[Start of section]
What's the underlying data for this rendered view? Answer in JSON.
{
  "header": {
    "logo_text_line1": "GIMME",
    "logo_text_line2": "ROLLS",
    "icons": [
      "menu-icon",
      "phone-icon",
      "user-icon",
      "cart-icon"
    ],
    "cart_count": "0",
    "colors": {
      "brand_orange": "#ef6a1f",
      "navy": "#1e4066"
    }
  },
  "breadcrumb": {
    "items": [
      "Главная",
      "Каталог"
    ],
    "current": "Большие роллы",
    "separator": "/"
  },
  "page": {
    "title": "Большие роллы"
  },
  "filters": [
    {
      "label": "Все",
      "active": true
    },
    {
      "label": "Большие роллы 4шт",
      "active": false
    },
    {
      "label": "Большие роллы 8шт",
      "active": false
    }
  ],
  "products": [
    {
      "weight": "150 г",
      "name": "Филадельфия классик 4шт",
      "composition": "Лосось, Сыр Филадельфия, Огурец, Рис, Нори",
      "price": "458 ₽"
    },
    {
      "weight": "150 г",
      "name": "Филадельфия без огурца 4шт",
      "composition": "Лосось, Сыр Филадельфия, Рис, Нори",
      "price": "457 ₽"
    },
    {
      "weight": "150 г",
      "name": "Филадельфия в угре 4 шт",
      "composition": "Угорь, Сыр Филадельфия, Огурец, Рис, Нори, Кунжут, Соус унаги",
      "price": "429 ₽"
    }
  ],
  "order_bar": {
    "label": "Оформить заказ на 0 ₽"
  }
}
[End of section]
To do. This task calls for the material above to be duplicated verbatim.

Solution to the problem.
What's the underlying data for this rendered view? Answer in JSON.
{
  "header": {
    "logo_text_line1": "GIMME",
    "logo_text_line2": "ROLLS",
    "icons": [
      "menu-icon",
      "phone-icon",
      "user-icon",
      "cart-icon"
    ],
    "cart_count": "0",
    "colors": {
      "brand_orange": "#ef6a1f",
      "navy": "#1e4066"
    }
  },
  "breadcrumb": {
    "items": [
      "Главная",
      "Каталог"
    ],
    "current": "Большие роллы",
    "separator": "/"
  },
  "page": {
    "title": "Большие роллы"
  },
  "filters": [
    {
      "label": "Все",
      "active": true
    },
    {
      "label": "Большие роллы 4шт",
      "active": false
    },
    {
      "label": "Большие роллы 8шт",
      "active": false
    }
  ],
  "products": [
    {
      "weight": "150 г",
      "name": "Филадельфия классик 4шт",
      "composition": "Лосось, Сыр Филадельфия, Огурец, Рис, Нори",
      "price": "458 ₽"
    },
    {
      "weight": "150 г",
      "name": "Филадельфия без огурца 4шт",
      "composition": "Лосось, Сыр Филадельфия, Рис, Нори",
      "price": "457 ₽"
    },
    {
      "weight": "150 г",
      "name": "Филадельфия в угре 4 шт",
      "composition": "Угорь, Сыр Филадельфия, Огурец, Рис, Нори, Кунжут, Соус унаги",
      "price": "429 ₽"
    }
  ],
  "order_bar": {
    "label": "Оформить заказ на 0 ₽"
  }
}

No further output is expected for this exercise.